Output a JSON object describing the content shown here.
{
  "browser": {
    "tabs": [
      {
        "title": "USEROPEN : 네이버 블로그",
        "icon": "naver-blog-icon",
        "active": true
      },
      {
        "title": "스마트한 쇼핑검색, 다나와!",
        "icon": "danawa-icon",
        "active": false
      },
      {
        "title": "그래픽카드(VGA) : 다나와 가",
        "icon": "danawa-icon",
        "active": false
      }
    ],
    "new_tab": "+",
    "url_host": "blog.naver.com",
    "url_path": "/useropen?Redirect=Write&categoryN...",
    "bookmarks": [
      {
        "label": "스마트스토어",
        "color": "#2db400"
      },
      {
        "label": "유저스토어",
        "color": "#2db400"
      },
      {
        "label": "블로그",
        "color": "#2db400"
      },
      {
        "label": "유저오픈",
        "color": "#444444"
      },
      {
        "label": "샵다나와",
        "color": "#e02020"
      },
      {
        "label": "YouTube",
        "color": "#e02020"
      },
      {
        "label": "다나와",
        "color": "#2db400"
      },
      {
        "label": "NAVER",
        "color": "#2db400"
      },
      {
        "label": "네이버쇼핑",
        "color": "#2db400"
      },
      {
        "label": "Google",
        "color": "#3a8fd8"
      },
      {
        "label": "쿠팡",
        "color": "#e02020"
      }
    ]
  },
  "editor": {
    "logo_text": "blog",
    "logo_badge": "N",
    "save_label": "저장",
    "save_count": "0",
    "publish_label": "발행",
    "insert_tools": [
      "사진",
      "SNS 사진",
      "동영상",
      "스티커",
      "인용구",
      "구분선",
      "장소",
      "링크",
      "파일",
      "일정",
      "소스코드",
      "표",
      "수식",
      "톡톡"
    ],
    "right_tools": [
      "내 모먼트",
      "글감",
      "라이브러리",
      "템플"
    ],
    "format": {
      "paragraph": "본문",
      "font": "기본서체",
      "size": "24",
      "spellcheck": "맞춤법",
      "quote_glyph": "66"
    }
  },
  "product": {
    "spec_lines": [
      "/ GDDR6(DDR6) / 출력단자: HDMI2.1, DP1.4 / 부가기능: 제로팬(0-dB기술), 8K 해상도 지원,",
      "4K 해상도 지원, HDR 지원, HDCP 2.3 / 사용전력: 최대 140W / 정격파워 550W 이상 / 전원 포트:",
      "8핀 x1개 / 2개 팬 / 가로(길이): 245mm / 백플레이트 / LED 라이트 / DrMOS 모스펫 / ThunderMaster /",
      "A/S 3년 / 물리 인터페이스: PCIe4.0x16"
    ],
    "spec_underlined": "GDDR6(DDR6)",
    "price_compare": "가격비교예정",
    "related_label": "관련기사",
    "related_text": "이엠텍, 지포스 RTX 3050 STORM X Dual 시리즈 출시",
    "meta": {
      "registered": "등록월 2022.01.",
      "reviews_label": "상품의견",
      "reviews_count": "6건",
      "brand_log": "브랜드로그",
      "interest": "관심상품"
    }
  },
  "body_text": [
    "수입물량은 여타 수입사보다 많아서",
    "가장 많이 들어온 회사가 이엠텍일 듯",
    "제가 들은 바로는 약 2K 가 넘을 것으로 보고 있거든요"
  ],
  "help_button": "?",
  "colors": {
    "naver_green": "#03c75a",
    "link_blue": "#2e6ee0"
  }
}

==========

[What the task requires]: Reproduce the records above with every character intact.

[Task output]:
Output a JSON object describing the content shown here.
{
  "browser": {
    "tabs": [
      {
        "title": "USEROPEN : 네이버 블로그",
        "icon": "naver-blog-icon",
        "active": true
      },
      {
        "title": "스마트한 쇼핑검색, 다나와!",
        "icon": "danawa-icon",
        "active": false
      },
      {
        "title": "그래픽카드(VGA) : 다나와 가",
        "icon": "danawa-icon",
        "active": false
      }
    ],
    "new_tab": "+",
    "url_host": "blog.naver.com",
    "url_path": "/useropen?Redirect=Write&categoryN...",
    "bookmarks": [
      {
        "label": "스마트스토어",
        "color": "#2db400"
      },
      {
        "label": "유저스토어",
        "color": "#2db400"
      },
      {
        "label": "블로그",
        "color": "#2db400"
      },
      {
        "label": "유저오픈",
        "color": "#444444"
      },
      {
        "label": "샵다나와",
        "color": "#e02020"
      },
      {
        "label": "YouTube",
        "color": "#e02020"
      },
      {
        "label": "다나와",
        "color": "#2db400"
      },
      {
        "label": "NAVER",
        "color": "#2db400"
      },
      {
        "label": "네이버쇼핑",
        "color": "#2db400"
      },
      {
        "label": "Google",
        "color": "#3a8fd8"
      },
      {
        "label": "쿠팡",
        "color": "#e02020"
      }
    ]
  },
  "editor": {
    "logo_text": "blog",
    "logo_badge": "N",
    "save_label": "저장",
    "save_count": "0",
    "publish_label": "발행",
    "insert_tools": [
      "사진",
      "SNS 사진",
      "동영상",
      "스티커",
      "인용구",
      "구분선",
      "장소",
      "링크",
      "파일",
      "일정",
      "소스코드",
      "표",
      "수식",
      "톡톡"
    ],
    "right_tools": [
      "내 모먼트",
      "글감",
      "라이브러리",
      "템플"
    ],
    "format": {
      "paragraph": "본문",
      "font": "기본서체",
      "size": "24",
      "spellcheck": "맞춤법",
      "quote_glyph": "66"
    }
  },
  "product": {
    "spec_lines": [
      "/ GDDR6(DDR6) / 출력단자: HDMI2.1, DP1.4 / 부가기능: 제로팬(0-dB기술), 8K 해상도 지원,",
      "4K 해상도 지원, HDR 지원, HDCP 2.3 / 사용전력: 최대 140W / 정격파워 550W 이상 / 전원 포트:",
      "8핀 x1개 / 2개 팬 / 가로(길이): 245mm / 백플레이트 / LED 라이트 / DrMOS 모스펫 / ThunderMaster /",
      "A/S 3년 / 물리 인터페이스: PCIe4.0x16"
    ],
    "spec_underlined": "GDDR6(DDR6)",
    "price_compare": "가격비교예정",
    "related_label": "관련기사",
    "related_text": "이엠텍, 지포스 RTX 3050 STORM X Dual 시리즈 출시",
    "meta": {
      "registered": "등록월 2022.01.",
      "reviews_label": "상품의견",
      "reviews_count": "6건",
      "brand_log": "브랜드로그",
      "interest": "관심상품"
    }
  },
  "body_text": [
    "수입물량은 여타 수입사보다 많아서",
    "가장 많이 들어온 회사가 이엠텍일 듯",
    "제가 들은 바로는 약 2K 가 넘을 것으로 보고 있거든요"
  ],
  "help_button": "?",
  "colors": {
    "naver_green": "#03c75a",
    "link_blue": "#2e6ee0"
  }
}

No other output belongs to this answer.